ABOUT SUSTAINABLE DIGITAL FINANCE
Digital financial services can turn 1.6 billion of the 2 billion unbanked people into formal financial customers by 2025
Financing sustainable development is one of the greatest challenges of our times. Meeting this challenge will require the mobilization and redeployment of tens of trillions of dollars, largely from private sources, channeled through the global financial system. Yet despite its overhaul following the financial crisis, today’s global financial system is not fit for this purpose.
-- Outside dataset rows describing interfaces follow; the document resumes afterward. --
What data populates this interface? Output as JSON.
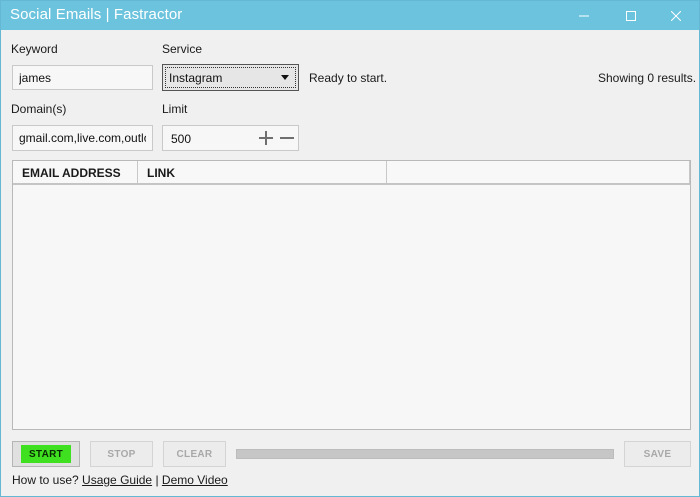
{
  "window": {
    "title": "Social Emails | Fastractor"
  },
  "form": {
    "keyword_label": "Keyword",
    "keyword_value": "james",
    "service_label": "Service",
    "service_selected": "Instagram",
    "domains_label": "Domain(s)",
    "domains_value": "gmail.com,live.com,outloo",
    "limit_label": "Limit",
    "limit_value": "500"
  },
  "status": {
    "state": "Ready to start.",
    "results": "Showing 0 results."
  },
  "table": {
    "columns": [
      "EMAIL ADDRESS",
      "LINK",
      ""
    ],
    "rows": []
  },
  "toolbar": {
    "start_label": "START",
    "stop_label": "STOP",
    "clear_label": "CLEAR",
    "save_label": "SAVE",
    "progress": 0
  },
  "footer": {
    "prompt": "How to use?",
    "usage_guide": "Usage Guide",
    "separator": "|",
    "demo_video": "Demo Video"
  },
  "colors": {
    "titlebar": "#6cc3dd",
    "start_button": "#3ee01f"
  },
  "icons": {
    "minimize": "minimize-icon",
    "maximize": "maximize-icon",
    "close": "close-icon",
    "dropdown": "chevron-down-icon",
    "increment": "plus-icon",
    "decrement": "minus-icon"
  }
}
Today, too little capital flows to meet the financing needs of the sustainable development goals, and too much capital continues to finance unsustainable development.
Digital finance, which includes a broad range of technologies such as big data, artificial intelligence, blockchain and the Internet of Things (IoT), offers innovative solutions to scale up sustainable finance, and the prospect of a more efficient, accessible and less vulnerable financial system. Digital finance can increase the capabilities of actors throughout the financing value chain, at reduced costs, to factor in environmental risks, opportunities, incentives and choices, as well as enhance the effective use of policies, regulations, standards and fiscal measures. Such positive outcomes are not, however, an automatic consequence of digital finance and fintech-powered innovations, and there are also potential risks and unintended consequences. The opportunity and need is to ensure that the transformative potential for digital finance is harnessed to align the financial system with sustainable development.
Harnessing this potential of digital finance with the financing needs of sustainable development will require the collective ambition, innovation, and persistence of the world’s financial institutions, policymakers and citizens.
Big data, machine learning and artificial intelligence and cloud computing enables the aggregation and analysis of large amounts of increasingly complex data from many different sources, dramatically increasing and automating decision-making capabilities at low-cost.
Mobile platforms, including mobile money, person-to-person (P2P) and crowdfunding allow for easy payments with or without traditional bank accounts, new-investment opportunities for lenders and sources of capital for borrowers.
Blockchain technology is a shared database of trusted, immutable, verifiable transactions distributed across large peer-to-peer networks that are secure and transparent. Blockchain enables ‘smart contracts’ which allow automatic execution if certain conditions without the need for a third party.
The Internet of Things (IoT) through low-cost connected sensors and AI is resulting in machine learning that automates discoveries and enables ‘intelligent’ computers capable of non-routine tasks.